Students at Alfred State College will stage the one-act play Bang, Bang, You’re Dead, Thursday and Friday, Feb. 17-18, at 7 p.m. and Saturday, Feb. 19, at 2 p.m. in the Orvis Auditorium on the Alfred campus.
Tickets are $2 for college students (with ID); $3 for community members. High school students get in free with a high school ID. Material may be inappropriate for children 10 and under.
Bang, Bang, You’re Dead, written by William Mastrosimone, is strongly based on the events surrounding Kip Kinkel's shootings of his parents on May 20, 1998, and 27 of his classmates at Thurston High School in Springfield, OR, on May 21, 1998.
Mastrosimone intended Bang, Bang, You're Dead to be easily accessed and performed by teens “in any modest playing area,” and therefore production requires “no set, no lights, no costumes (except for contemporary dress).” Its purpose is to raise awareness of the beginnings of school violence, which, as Mastrosimone writes in his notes on the play, are not always easily seen. Mastrosimone hopes that the play will help people “see tragedy before it happens.”
Bang, Bang, You're Dead is performed, as the playwright intended, by students for students, because ultimately the end of student-to-student harassment, bullying, and violence lies in the hands of students.
The play brings light to the ever-present issues of harassment, bullying, and general violence in schools. The play shows the main character, Josh, haunted by his peers who died by his hand during a school shooting.
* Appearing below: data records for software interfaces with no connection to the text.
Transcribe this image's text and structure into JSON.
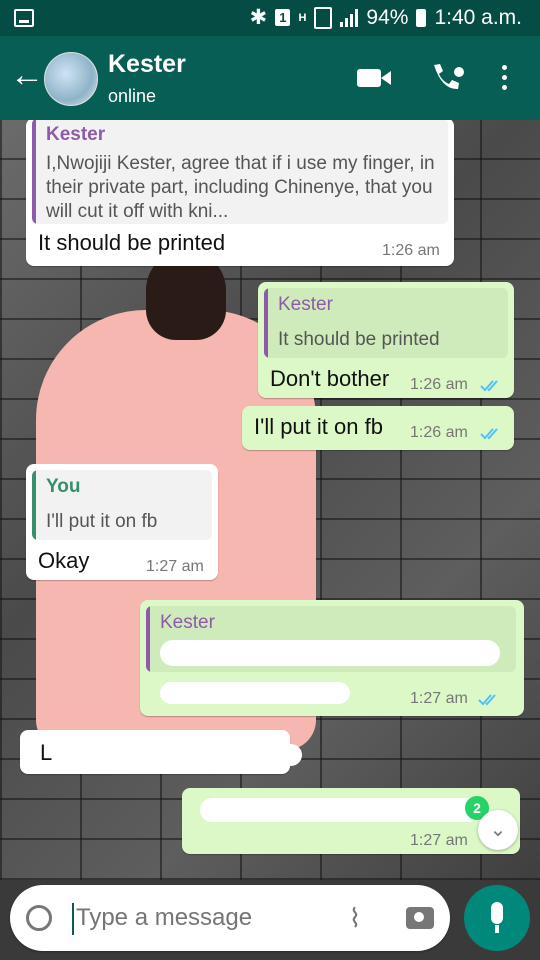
{
  "status_bar": {
    "sim": "1",
    "network": "H",
    "battery": "94%",
    "time": "1:40 a.m."
  },
  "header": {
    "contact_name": "Kester",
    "contact_status": "online"
  },
  "messages": [
    {
      "quote": {
        "name": "Kester",
        "text": "I,Nwojiji Kester, agree that if i use my finger, in their private part, including Chinenye, that you will cut it off with kni..."
      },
      "text": "It should be printed",
      "time": "1:26 am"
    },
    {
      "quote": {
        "name": "Kester",
        "text": "It should be printed"
      },
      "text": "Don't bother",
      "time": "1:26 am"
    },
    {
      "text": "I'll put it on fb",
      "time": "1:26 am"
    },
    {
      "quote": {
        "name": "You",
        "text": "I'll put it on fb"
      },
      "text": "Okay",
      "time": "1:27 am"
    },
    {
      "quote": {
        "name": "Kester",
        "text": ""
      },
      "text": "",
      "time": "1:27 am"
    },
    {
      "text": "L"
    },
    {
      "text": "",
      "time": "1:27 am",
      "unread_count": "2"
    }
  ],
  "composer": {
    "placeholder": "Type a message"
  },
  "colors": {
    "header": "#075e54",
    "status_bar": "#054d44",
    "outgoing_bubble": "#dcf8c6",
    "incoming_bubble": "#ffffff",
    "quote_kester": "#8e5ba8",
    "quote_you": "#35906b",
    "read_ticks": "#4fc3f7",
    "mic": "#00897b"
  }
}
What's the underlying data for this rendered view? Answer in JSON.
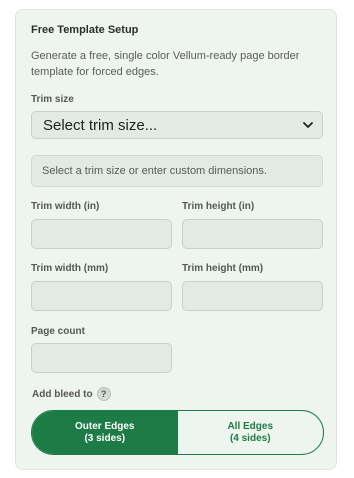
{
  "setup": {
    "title": "Free Template Setup",
    "description": "Generate a free, single color Vellum-ready page border template for forced edges."
  },
  "trim_size": {
    "label": "Trim size",
    "selected": "Select trim size...",
    "hint": "Select a trim size or enter custom dimensions."
  },
  "fields": {
    "trim_width_in": {
      "label": "Trim width (in)",
      "value": ""
    },
    "trim_height_in": {
      "label": "Trim height (in)",
      "value": ""
    },
    "trim_width_mm": {
      "label": "Trim width (mm)",
      "value": ""
    },
    "trim_height_mm": {
      "label": "Trim height (mm)",
      "value": ""
    },
    "page_count": {
      "label": "Page count",
      "value": ""
    }
  },
  "bleed": {
    "label": "Add bleed to",
    "help": "?",
    "options": [
      {
        "line1": "Outer Edges",
        "line2": "(3 sides)",
        "selected": true
      },
      {
        "line1": "All Edges",
        "line2": "(4 sides)",
        "selected": false
      }
    ]
  },
  "colors": {
    "accent": "#1d7c45",
    "panel_bg": "#eef4ee",
    "field_bg": "#e3e9e3"
  },
  "icons": {
    "select_arrow": "chevron-down-icon",
    "help": "question-circle-icon"
  }
}
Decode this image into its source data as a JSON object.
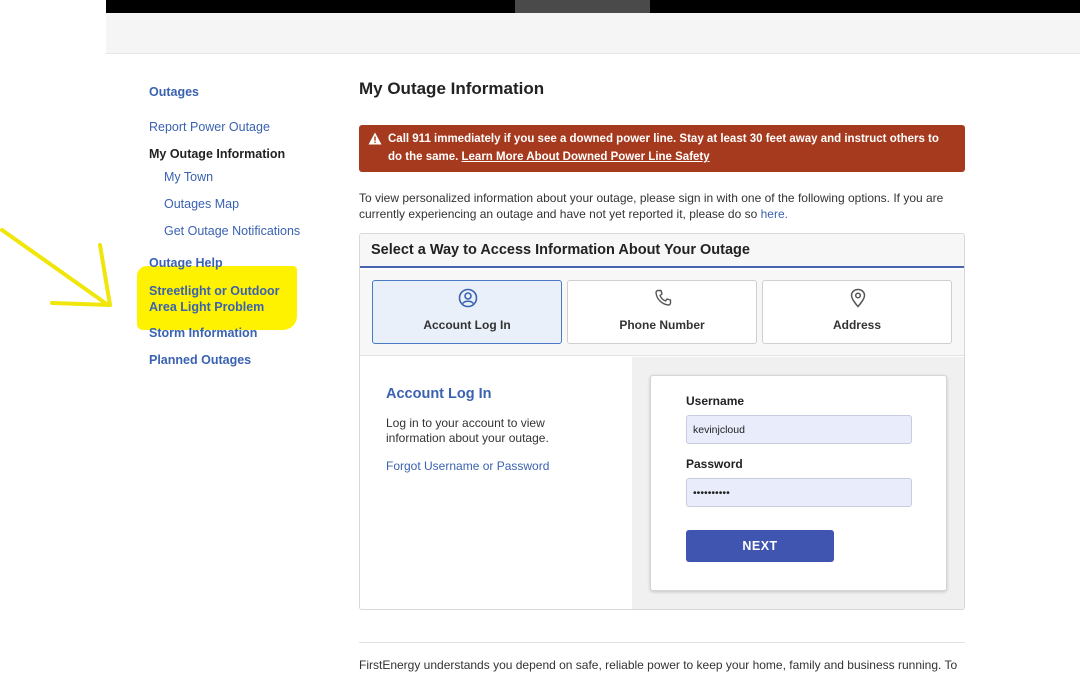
{
  "sidebar": {
    "items": [
      {
        "label": "Outages"
      },
      {
        "label": "Report Power Outage"
      },
      {
        "label": "My Outage Information"
      },
      {
        "label": "My Town"
      },
      {
        "label": "Outages Map"
      },
      {
        "label": "Get Outage Notifications"
      },
      {
        "label": "Outage Help"
      },
      {
        "label": "Streetlight or Outdoor Area Light Problem"
      },
      {
        "label": "Storm Information"
      },
      {
        "label": "Planned Outages"
      }
    ],
    "highlight_color": "#fff200"
  },
  "main": {
    "title": "My Outage Information",
    "alert": {
      "text": "Call 911 immediately if you see a downed power line. Stay at least 30 feet away and instruct others to do the same.",
      "link": "Learn More About Downed Power Line Safety",
      "color": "#a53a1e"
    },
    "intro": {
      "text": "To view personalized information about your outage, please sign in with one of the following options. If you are currently experiencing an outage and have not yet reported it, please do so",
      "link": "here."
    },
    "access_panel": {
      "heading": "Select a Way to Access Information About Your Outage",
      "options": [
        {
          "label": "Account Log In",
          "icon": "user-circle-icon",
          "selected": true
        },
        {
          "label": "Phone Number",
          "icon": "phone-icon",
          "selected": false
        },
        {
          "label": "Address",
          "icon": "map-pin-icon",
          "selected": false
        }
      ],
      "account_login": {
        "title": "Account Log In",
        "description": "Log in to your account to view information about your outage.",
        "forgot_link": "Forgot Username or Password"
      },
      "form": {
        "username_label": "Username",
        "username_value": "kevinjcloud",
        "password_label": "Password",
        "password_value": "••••••••••",
        "next_label": "NEXT"
      }
    },
    "footer_text": "FirstEnergy understands you depend on safe, reliable power to keep your home, family and business running. To"
  },
  "colors": {
    "link": "#3a62b0",
    "button": "#3f55b0",
    "annotation_arrow": "#f0e60a"
  }
}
The deceased force him to explore his past and future and give him a new perspective on the true impact of his actions. They show the trail that ended in his violent choice--the way his peers alienated and tormented him, being misunderstood by his parents, and the fond memories of his grandfather who taught him to hunt.
Alfred State Drama Club Adviser Janna Buckwalter hopes this show will “spread the word of the many adverse effects of peer harassment and violence and help end any such behavior in our community.”
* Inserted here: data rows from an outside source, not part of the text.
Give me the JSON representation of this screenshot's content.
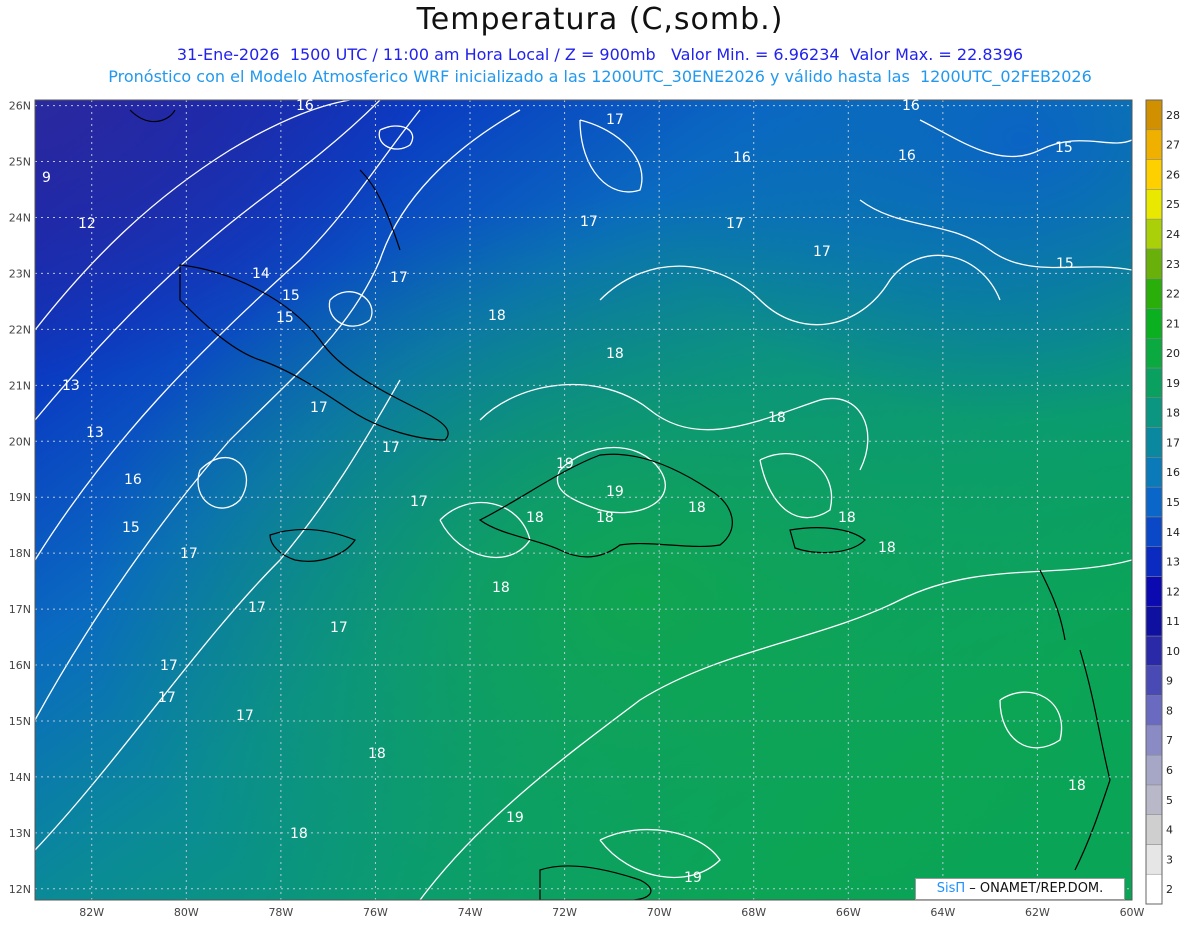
{
  "title": "Temperatura (C,somb.)",
  "subtitle_1": "31-Ene-2026  1500 UTC / 11:00 am Hora Local / Z = 900mb   Valor Min. = 6.96234  Valor Max. = 22.8396",
  "subtitle_2": "Pronóstico con el Modelo Atmosferico WRF inicializado a las 1200UTC_30ENE2026 y válido hasta las  1200UTC_02FEB2026",
  "credit": {
    "brand": "SisΠ",
    "text": " – ONAMET/REP.DOM."
  },
  "map": {
    "lon_range": [
      -83.2,
      -60
    ],
    "lat_range": [
      11.8,
      26.1
    ],
    "lon_ticks": [
      "82W",
      "80W",
      "78W",
      "76W",
      "74W",
      "72W",
      "70W",
      "68W",
      "66W",
      "64W",
      "62W",
      "60W"
    ],
    "lat_ticks": [
      "12N",
      "13N",
      "14N",
      "15N",
      "16N",
      "17N",
      "18N",
      "19N",
      "20N",
      "21N",
      "22N",
      "23N",
      "24N",
      "25N",
      "26N"
    ],
    "grid": true
  },
  "colorbar": {
    "labels": [
      "2",
      "3",
      "4",
      "5",
      "6",
      "7",
      "8",
      "9",
      "10",
      "11",
      "12",
      "13",
      "14",
      "15",
      "16",
      "17",
      "18",
      "19",
      "20",
      "21",
      "22",
      "23",
      "24",
      "25",
      "26",
      "27",
      "28"
    ],
    "colors": [
      "#ffffff",
      "#e6e6e6",
      "#cfcfcf",
      "#b8b8c8",
      "#a6a6c6",
      "#8a8ac4",
      "#6a6ac0",
      "#4a4ab4",
      "#2a2aa8",
      "#1010a0",
      "#0a0ab0",
      "#0a2ac0",
      "#0a48c8",
      "#0a66c8",
      "#0a7ab8",
      "#0a88a0",
      "#0a9680",
      "#0aa060",
      "#0aaa40",
      "#0ab020",
      "#2aae0a",
      "#6ab00a",
      "#aad00a",
      "#e8e800",
      "#ffd000",
      "#f0b000",
      "#d09000"
    ]
  },
  "contour_labels": [
    "9",
    "12",
    "13",
    "13",
    "14",
    "15",
    "15",
    "16",
    "16",
    "16",
    "16",
    "15",
    "15",
    "17",
    "17",
    "17",
    "17",
    "17",
    "17",
    "17",
    "17",
    "17",
    "17",
    "17",
    "17",
    "17",
    "17",
    "18",
    "18",
    "18",
    "18",
    "18",
    "18",
    "18",
    "18",
    "18",
    "18",
    "18",
    "18",
    "19",
    "19",
    "19",
    "19",
    "16",
    "15"
  ]
}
The cast and crew will be available after every performance to discuss any questions that come up from the show.
Cast (in order of appearance):
Justin Stark, Fort Ann, liberal arts and sciences: humanities, as Josh, the play's main character. The play takes place in his jail cell, after he has murdered his parents and five of his classmates. He masks an immature, unsure boy with an overconfident, proud façade.
James Meneses, Bellmore, architectural technology, as Michael (deceased victim), a teammate of Josh's on the school football team. He is a strong, sensible presence and does not back down in the face of a challenge.
Sarah Doty, Rochester, veterinary technology, as Katie (deceased victim), one of Josh's victims, but also his romantic interest. She refuses to deal with Josh when he does not follow through on promises, instead moving on to Michael, triggering much of Josh's anger.
Ali Moore, New York City, digital media and animation, as Matt (deceased victim), an older classmate of Josh's, but had never met Josh prior to the shooting. He is a smart, academically driven boy who was “in the wrong place at the wrong time.”
Ashley Knights, Dansville, court and realtime reporting, as Jessie (deceased victim), who also did not know Josh. She is a quiet, mature girl with many dreams for her future.
Erica Rokenbrod, Hornell, architectural technology, as Emily (deceased victim), Josh's childhood friend. Because of this close relationship, she feels the most betrayal, but she also has the most compassion for Josh.
Jacob Freedman, Troy, digital media and animation, as the Shadow.
The “voices” act as a chorus, coloring Josh's would-be monologues and are also the rumors in school and the voices in the dark that haunt Josh:
Nick Brumagin, Angola, welding technology, voice 2, the judge, and dad;
Jeremy Mieczkowski, Durhamville, marketing, as voice 1, the public defender, and grandpa;
Amanda Zeiser, Fairport, digital media and animation, as voice 3, the jury forewoman, and mom;
Kelly Beachner, Webster, marketing, as voice 4, the prosecutor, and the school principal.